“My Jews! These are my Jews!”

These were the closing remarks uttered by the heroic righteous gentile in Agnieszka Holland’s In Darkness (2012). Like other efforts to capture the essence of the unfathomability of the Shoah, Holland employs beautiful cinematography, a subtle impactful score, compelling acting… Basically, all the elements of a good film. What is most interesting, however, is how this film, in particular, parallels the most common and socially acceptable portrayal of Jews in Holocaust cinema.

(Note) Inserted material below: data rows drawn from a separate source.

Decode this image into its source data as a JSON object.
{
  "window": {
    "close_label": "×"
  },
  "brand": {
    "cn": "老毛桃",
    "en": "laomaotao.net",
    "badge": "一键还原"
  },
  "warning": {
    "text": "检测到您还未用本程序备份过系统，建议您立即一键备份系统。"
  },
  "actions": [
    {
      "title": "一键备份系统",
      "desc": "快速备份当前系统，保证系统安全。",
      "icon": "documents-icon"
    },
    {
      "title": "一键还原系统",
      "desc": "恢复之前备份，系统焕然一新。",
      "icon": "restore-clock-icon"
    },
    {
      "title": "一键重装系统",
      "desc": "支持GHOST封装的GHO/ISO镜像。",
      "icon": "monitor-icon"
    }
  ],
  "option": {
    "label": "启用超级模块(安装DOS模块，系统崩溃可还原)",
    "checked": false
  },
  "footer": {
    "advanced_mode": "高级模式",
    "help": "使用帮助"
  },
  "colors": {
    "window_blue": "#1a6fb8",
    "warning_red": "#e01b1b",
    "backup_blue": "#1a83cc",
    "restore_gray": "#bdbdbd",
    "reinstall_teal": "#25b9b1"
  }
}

In Darkness tells the true story of a small group of Jews in Poland forced to live in a sewage system for 14 months in order to save themselves from decimation. From a subterranean (sub-human) existence, they ultimately manage to emerge to a “normal” one, just like regular people. Though, not without complete dependence upon the goodwill of the Gentile. Thus “victory” for the Jew, as portrayed here, is simply being on level ground (“equal”) with the rest of society. Furthermore, because of the conditioning Jews have suffered while in the Diaspora and the resultant self-perception, this is sufficient for most! Dare we strive toward exceptionalism? Might we celebrate our uniqueness? Perhaps, according to this perverted logic, it is precisely that which catalyzed the ostracization of Jews in the first place.

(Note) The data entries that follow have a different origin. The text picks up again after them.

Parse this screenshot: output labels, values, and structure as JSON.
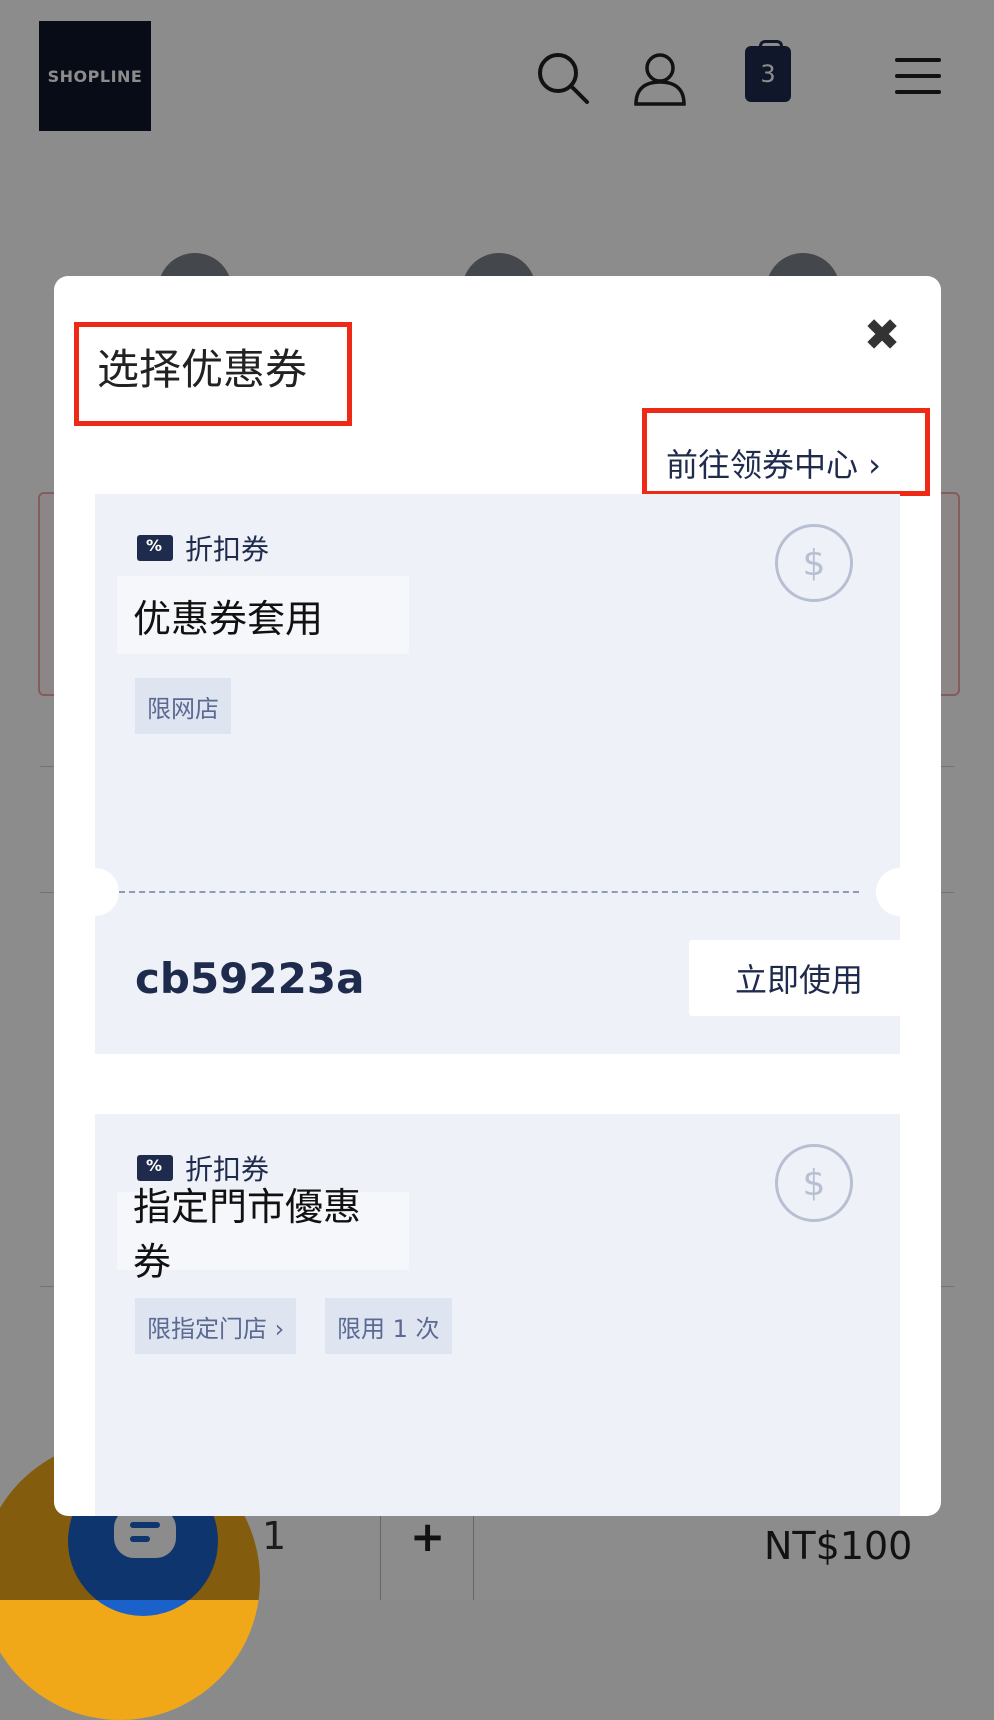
{
  "header": {
    "logo_text": "SHOPLINE",
    "cart_count": "3",
    "icons": [
      "search-icon",
      "user-icon",
      "cart-icon",
      "menu-icon"
    ]
  },
  "background": {
    "quantity": "1",
    "plus": "+",
    "price": "NT$100"
  },
  "modal": {
    "title": "选择优惠券",
    "close_symbol": "✖",
    "coupon_center_link": "前往领券中心 ›",
    "coupons": [
      {
        "type": "折扣券",
        "name": "优惠券套用",
        "tags": [
          "限网店"
        ],
        "code": "cb59223a",
        "use_label": "立即使用",
        "currency_symbol": "$"
      },
      {
        "type": "折扣券",
        "name": "指定門市優惠券",
        "tags": [
          "限指定门店 ›",
          "限用 1 次"
        ],
        "currency_symbol": "$"
      }
    ]
  },
  "colors": {
    "brand_navy": "#1f2b4d",
    "highlight_red": "#ee2a17",
    "coupon_bg": "#eff1f8",
    "chat_orange": "#f0a818",
    "chat_blue": "#1a62c9"
  }
}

Rare are filmic examples such as Defiance, which breathed life back into the Jew as depicted during World War II, only to quickly be overshadowed by the next more “conventional” Holocaust movie. Yet, predictably, many young Jews identified more with Defiance than most other films of that ilk, and naturally so. Would they prefer their heroes to be Jews who fought the Nazis or Jews who survived the Nazis? Simply mention Quentin Tarantino’s Inglorious Basterds and watch a smirk of fantastical vengeance curl from their lips. Might that tell us something about how young Jews see (or want to see) themselves? I confidently surmise that they, too, are tired of seeing their ancestors portrayed as hapless victims, tugging on society’s coattails for meager rations of civility.

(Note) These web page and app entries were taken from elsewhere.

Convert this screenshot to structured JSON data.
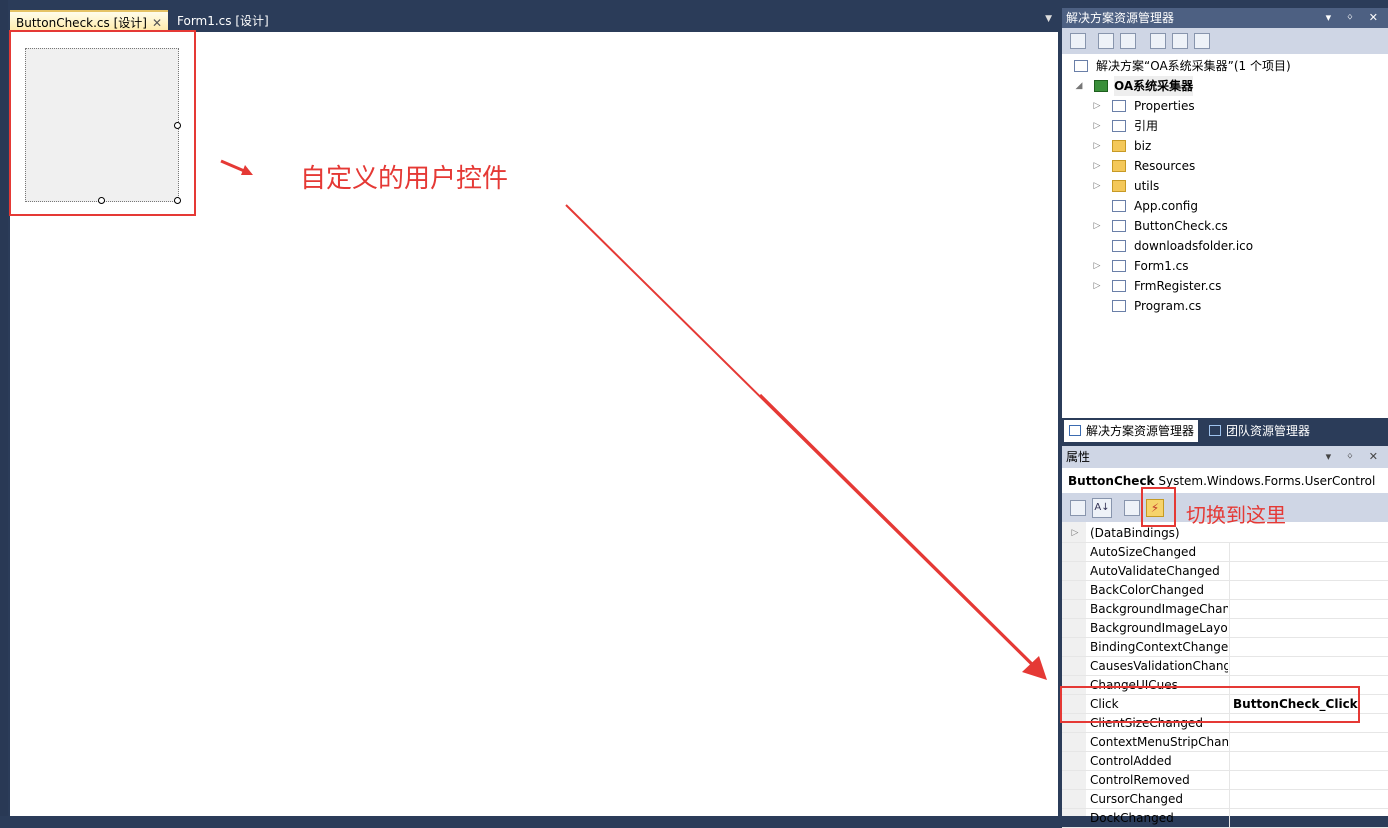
{
  "tabs": {
    "active_label": "ButtonCheck.cs [设计]",
    "other_label": "Form1.cs [设计]",
    "close_glyph": "✕",
    "dropdown_glyph": "▼"
  },
  "annotations": {
    "user_control_label": "自定义的用户控件",
    "switch_label": "切换到这里"
  },
  "solution_explorer": {
    "title": "解决方案资源管理器",
    "title_icons": "▾ ᛜ ✕",
    "solution_line": "解决方案“OA系统采集器”(1 个项目)",
    "project": "OA系统采集器",
    "items": [
      {
        "label": "Properties",
        "icon": "properties-icon",
        "expandable": true
      },
      {
        "label": "引用",
        "icon": "references-icon",
        "expandable": true
      },
      {
        "label": "biz",
        "icon": "folder-icon",
        "expandable": true
      },
      {
        "label": "Resources",
        "icon": "folder-icon",
        "expandable": true
      },
      {
        "label": "utils",
        "icon": "folder-icon",
        "expandable": true
      },
      {
        "label": "App.config",
        "icon": "config-file-icon",
        "expandable": false
      },
      {
        "label": "ButtonCheck.cs",
        "icon": "usercontrol-file-icon",
        "expandable": true
      },
      {
        "label": "downloadsfolder.ico",
        "icon": "ico-file-icon",
        "expandable": false
      },
      {
        "label": "Form1.cs",
        "icon": "form-file-icon",
        "expandable": true
      },
      {
        "label": "FrmRegister.cs",
        "icon": "form-file-icon",
        "expandable": true
      },
      {
        "label": "Program.cs",
        "icon": "cs-file-icon",
        "expandable": false
      }
    ],
    "bottom_tabs": [
      "解决方案资源管理器",
      "团队资源管理器"
    ]
  },
  "properties": {
    "title": "属性",
    "object_name": "ButtonCheck",
    "object_type": "System.Windows.Forms.UserControl",
    "rows": [
      {
        "name": "(DataBindings)",
        "value": ""
      },
      {
        "name": "AutoSizeChanged",
        "value": ""
      },
      {
        "name": "AutoValidateChanged",
        "value": ""
      },
      {
        "name": "BackColorChanged",
        "value": ""
      },
      {
        "name": "BackgroundImageChan",
        "value": ""
      },
      {
        "name": "BackgroundImageLayou",
        "value": ""
      },
      {
        "name": "BindingContextChangec",
        "value": ""
      },
      {
        "name": "CausesValidationChang",
        "value": ""
      },
      {
        "name": "ChangeUICues",
        "value": ""
      },
      {
        "name": "Click",
        "value": "ButtonCheck_Click"
      },
      {
        "name": "ClientSizeChanged",
        "value": ""
      },
      {
        "name": "ContextMenuStripChang",
        "value": ""
      },
      {
        "name": "ControlAdded",
        "value": ""
      },
      {
        "name": "ControlRemoved",
        "value": ""
      },
      {
        "name": "CursorChanged",
        "value": ""
      },
      {
        "name": "DockChanged",
        "value": ""
      }
    ]
  },
  "colors": {
    "annotation_red": "#e53935",
    "chrome_dark": "#2b3c59",
    "pane_title": "#4d6082"
  }
}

Beyond the complicity in perpetuating this stereotype, the bombardment of films about the Holocaust actually trivializes it. Similar to violence on TV, people have become desensitized to images and tales that should, by all accounts, shock and horrify. Instead, they are used to simply paint a graphic backdrop to a good storyline. Younger generations grow up with a scope of the Holocaust limited to the artistic tastes of movie directors. It is thus ironic that attempts to keep the Holocaust in the public’s consciousness through the medium of film, albeit often well intentioned, actually do the Jewish people a disservice. For those outside the community, I politely encourage you to find another subject to use to achieve your Oscar ambitions.

But how Hollywood does love a good Holocaust tale: Schindler’s List, The Pianist, The Counterfeiters, The Reader, Life Is Beautiful, Sophie’s Choice, Au Revoir Les Enfants, and of course, In Darkness. All recognized by the prestigious Academy Awards, and all fortify the character of the Jews as a weak, downtrodden people, dependent on the charity of the Gentile. Perhaps that is why Israel, antithetical to this notion, is simply an anomaly to much of the world (and much of the Diaspora). Moreover, its sheer existence challenges a status quo that has existed for millennia and disseminated through cinema for more than 50 years.

Ultimately, if the Jewish people are to cast off the cloak of victimhood and reclaim its lineage as a strong nation with an enduring legacy of survival, it must stop presenting itself as the converse. If we are unable to catalyze this paradigm shift of perception, how can we expect the world to view (and treat) us any differently?

“I thought all Jews were cowards.” According to the hero in In Darkness and the message conveyed from a litany of similar films, they are. To many people, they should be. I am of the ilk, however, as are millions of other like-minded individuals (mostly in Israel), that is a serious misperception, which history will prove otherwise. It is now about time that present-day cinema portrayed a past that was more in line with this future.